You’re very good teachers with clear and concise explanations. Thank you for sharing your expertise. I appreciate the help.

Will see how it goes this evening.

hand out of car window
I suspect the good descriptions people have given have clarified for you, but if not - here is an easy way to think of it. I am sure as kids(and even some of us who are not officially kids but are kids at heart), you stuck your hand out of a moving car’s window and felt the lift and downward pull as you changed your hand’s angle to the wind? This is what the static draw is doing. You are using the movement through the water and angle of the blade to pull your boat (can also be done to push your boat, but that is less common).

vertical paddle shaft

– Last Updated: Jul-31-15 1:26 PM EST –

The "hanging draw" side slip would actually work optimally if you could somehow have the paddle blade completely vertical and situated directly under the center of the boat along the keel line.

With the paddle shaft and blade absolutely vertical to the horizon, the vector of force that effects the side slip will be directed perfectly laterally with no lifting force on the blade.

I would keep the blade close to the side of the hull to allow as vertical a paddle shaft as is comfortably possible. This allows you to keep your lower elbow tucked in for stability and allows a more comfortable reach for your top hand to keep your hands "stacked".

I steer my car with my hand out the

I still do that, Peter,
(on the back roads) but my arms aren’t as long as Yanoer’s so I have to steer with my right hand.

Thank you, pblanc. It’s a lovely day here, the sky is clear, there’ll be a full moon tonight and we still have daylight until 9:30 pm. I’ll have plenty of time to experiment and play.

Couple of other points to consider
as you play with the side slip.

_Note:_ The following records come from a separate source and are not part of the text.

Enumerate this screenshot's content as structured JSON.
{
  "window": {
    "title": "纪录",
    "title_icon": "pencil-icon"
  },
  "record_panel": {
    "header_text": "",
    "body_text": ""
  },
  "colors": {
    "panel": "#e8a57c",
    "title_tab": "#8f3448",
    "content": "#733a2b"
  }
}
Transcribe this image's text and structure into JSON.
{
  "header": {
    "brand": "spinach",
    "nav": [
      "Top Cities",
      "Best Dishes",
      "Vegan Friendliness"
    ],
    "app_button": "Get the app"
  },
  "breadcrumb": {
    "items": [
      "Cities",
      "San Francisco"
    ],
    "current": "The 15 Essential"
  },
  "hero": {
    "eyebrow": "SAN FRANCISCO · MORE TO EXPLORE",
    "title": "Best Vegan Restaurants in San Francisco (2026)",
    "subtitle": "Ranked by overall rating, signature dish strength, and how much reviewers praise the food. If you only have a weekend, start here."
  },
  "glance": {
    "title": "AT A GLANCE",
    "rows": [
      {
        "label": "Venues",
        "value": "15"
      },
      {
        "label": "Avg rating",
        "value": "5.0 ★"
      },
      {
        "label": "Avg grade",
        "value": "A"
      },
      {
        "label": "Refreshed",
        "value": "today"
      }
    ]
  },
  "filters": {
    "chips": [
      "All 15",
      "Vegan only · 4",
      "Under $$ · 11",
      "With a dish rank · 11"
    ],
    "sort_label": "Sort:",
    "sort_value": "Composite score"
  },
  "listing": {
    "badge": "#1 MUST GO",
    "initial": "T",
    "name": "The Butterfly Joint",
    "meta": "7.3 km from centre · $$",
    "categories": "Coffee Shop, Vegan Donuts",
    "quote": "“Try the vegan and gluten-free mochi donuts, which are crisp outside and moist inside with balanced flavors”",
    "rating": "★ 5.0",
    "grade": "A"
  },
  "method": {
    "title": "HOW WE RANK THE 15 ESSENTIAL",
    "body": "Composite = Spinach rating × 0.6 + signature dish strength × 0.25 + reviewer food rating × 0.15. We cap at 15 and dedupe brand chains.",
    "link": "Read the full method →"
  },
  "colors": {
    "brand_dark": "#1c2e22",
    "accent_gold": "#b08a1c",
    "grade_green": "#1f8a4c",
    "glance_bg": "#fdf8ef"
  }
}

It is generally necessary to adjust both the blade angle and the blade position along the long axis of the boat during the execution.

If your boat has a lot of forward speed (relative to the water) then you can get a fair amount of lateral movement with a fairly closed (conservative) blade angle. As the boat momentum slows, you may need to open the power face to the water more (increase the blade angle) to keep the lateral movement going. Opening up the angle will create more drag on the paddle and slow the forward momentum of the boat, however.

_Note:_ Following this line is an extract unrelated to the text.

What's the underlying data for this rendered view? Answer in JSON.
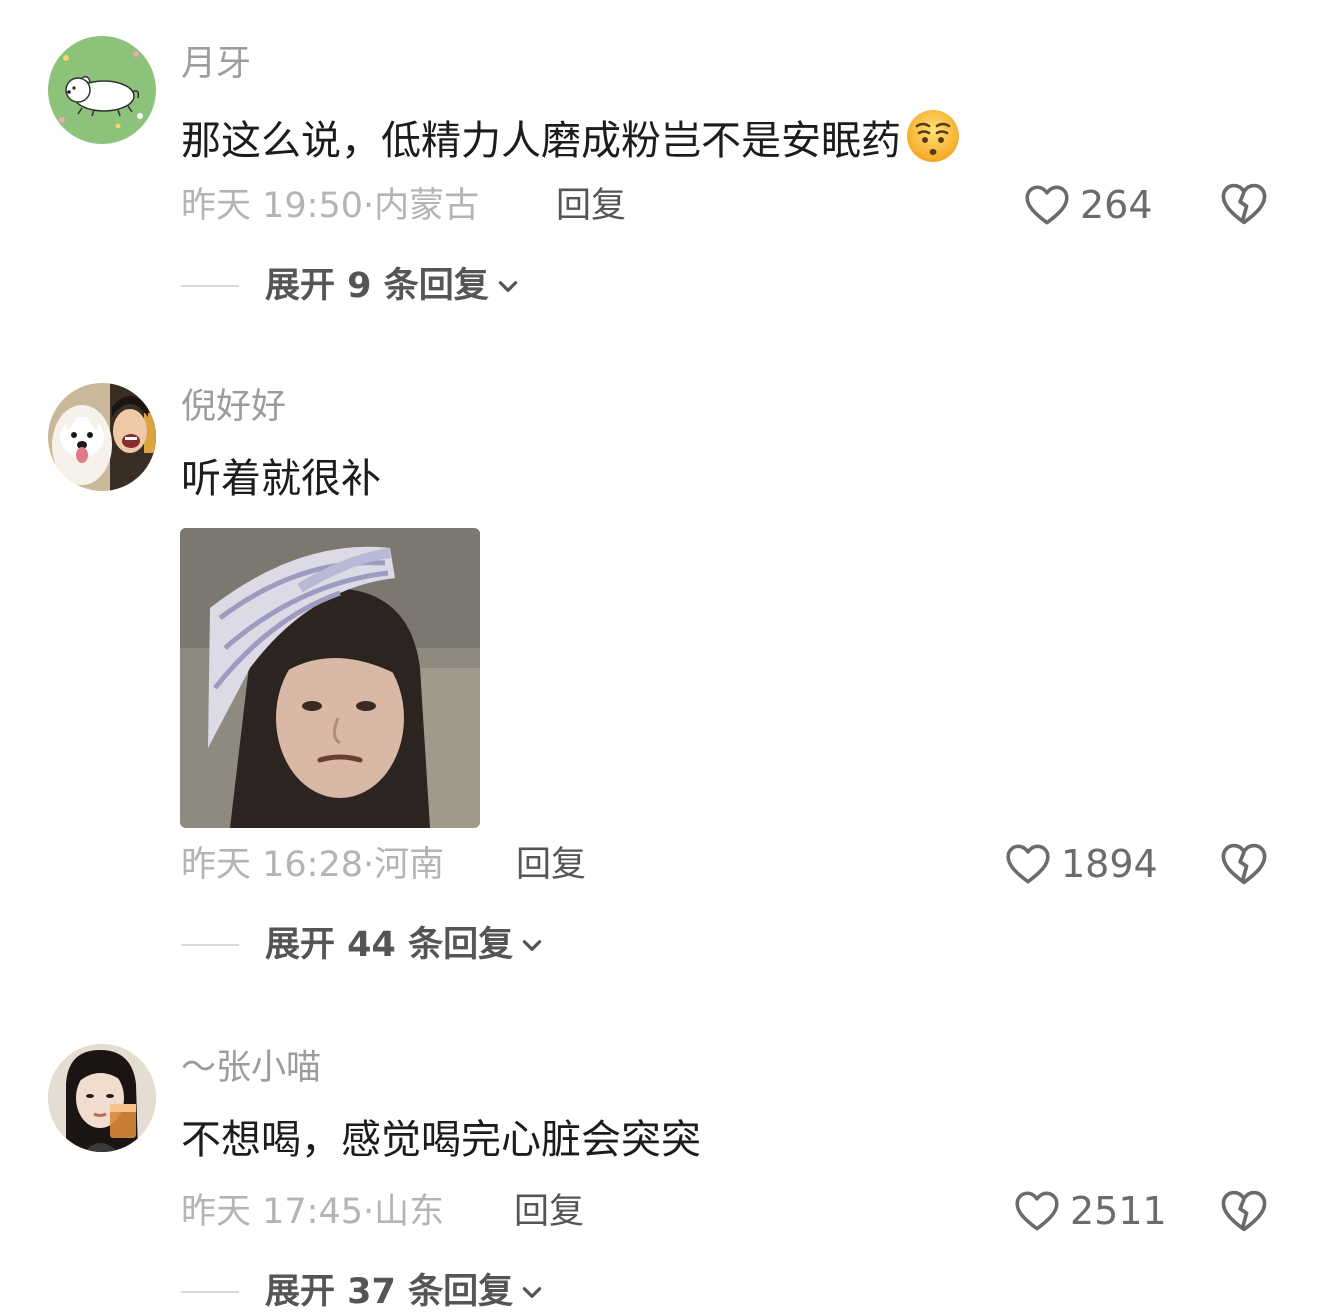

Ideally to get a pure lateral movement without any yaw (turning) you want to have the blade positioned right astride the center of buoyancy of the hull. But the center of buoyancy of the hull can change with the speed of the hull, so you may need to move the blade forward or back some to keep the boat from turning.

In my experience, I have generally found it necessary to move the paddle blade forward some as the boat slows to keep it from turning, but I have heard others say the exact opposite. It might depend on the hull design. My thought is that many hulls squat down somewhat at the stern while under speed, but then level out as they slow, so that the center of buoyancy moves forward a bit.

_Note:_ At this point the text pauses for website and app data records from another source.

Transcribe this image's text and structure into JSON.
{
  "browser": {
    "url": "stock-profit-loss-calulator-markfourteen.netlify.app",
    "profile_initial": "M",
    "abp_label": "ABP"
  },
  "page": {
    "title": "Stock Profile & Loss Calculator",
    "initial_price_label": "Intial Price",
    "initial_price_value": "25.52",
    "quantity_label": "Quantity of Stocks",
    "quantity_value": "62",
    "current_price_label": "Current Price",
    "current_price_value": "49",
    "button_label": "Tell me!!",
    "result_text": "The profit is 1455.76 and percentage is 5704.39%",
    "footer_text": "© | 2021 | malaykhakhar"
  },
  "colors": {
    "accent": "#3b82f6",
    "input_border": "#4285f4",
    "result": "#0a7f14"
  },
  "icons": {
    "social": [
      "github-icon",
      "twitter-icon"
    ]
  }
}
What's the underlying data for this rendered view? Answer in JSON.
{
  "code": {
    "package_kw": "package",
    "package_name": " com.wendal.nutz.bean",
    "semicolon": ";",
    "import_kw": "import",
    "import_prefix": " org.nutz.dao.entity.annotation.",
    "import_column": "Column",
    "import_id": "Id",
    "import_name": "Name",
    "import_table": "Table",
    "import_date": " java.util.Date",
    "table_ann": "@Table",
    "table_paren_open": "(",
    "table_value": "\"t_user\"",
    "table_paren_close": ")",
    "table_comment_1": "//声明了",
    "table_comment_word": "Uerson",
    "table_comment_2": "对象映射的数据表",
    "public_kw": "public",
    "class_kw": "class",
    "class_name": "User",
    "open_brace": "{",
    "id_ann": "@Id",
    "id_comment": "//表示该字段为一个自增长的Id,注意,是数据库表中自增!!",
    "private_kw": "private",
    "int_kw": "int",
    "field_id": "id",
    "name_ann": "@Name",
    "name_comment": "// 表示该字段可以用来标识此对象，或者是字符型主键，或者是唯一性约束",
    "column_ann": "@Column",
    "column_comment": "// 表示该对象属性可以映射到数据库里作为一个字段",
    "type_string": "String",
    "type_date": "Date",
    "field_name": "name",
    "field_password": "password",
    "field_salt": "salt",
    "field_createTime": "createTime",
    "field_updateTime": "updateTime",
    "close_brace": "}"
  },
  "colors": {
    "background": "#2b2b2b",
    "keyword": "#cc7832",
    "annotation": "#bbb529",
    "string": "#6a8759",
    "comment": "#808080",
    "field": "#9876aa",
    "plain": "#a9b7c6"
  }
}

Have printed
the tips and instructions from this thread and they’ll be bagged and carried on my deck tonight. Just in case I need them.


my mechanic taught me that
He said he could fix my alignment for cheap.

I’ve seen your car, Yanoer

– Last Updated: Jul-31-15 6:24 PM EST –

I don't doubt that it needs manual assist to steer.


with thighs, butt on the power stroke

That sweet spot sure was sweet
when I hit it. Purely by accident. It was such a neat sensation and visual to be traveling sideways and forward!

My subsequent attempts weren’t so successful so I paddled until the wind died down then tried again. Pulled off another good one (to starboard this time), one complete stall, and the balance of my attempts got the boat going sideways, but not tracking straight. I need a lot of fine tuning, but I’ll get there.

Getting very comfortable holding the paddle vertically did help in one way: I pulled off the best bow rudders I’ve ever done. That was so much fun, I just did bow rudders for the last mile back to my shore.

Thanks for all the coaching that led to such a great evening. Tomorrow I’ll have most of the day to play.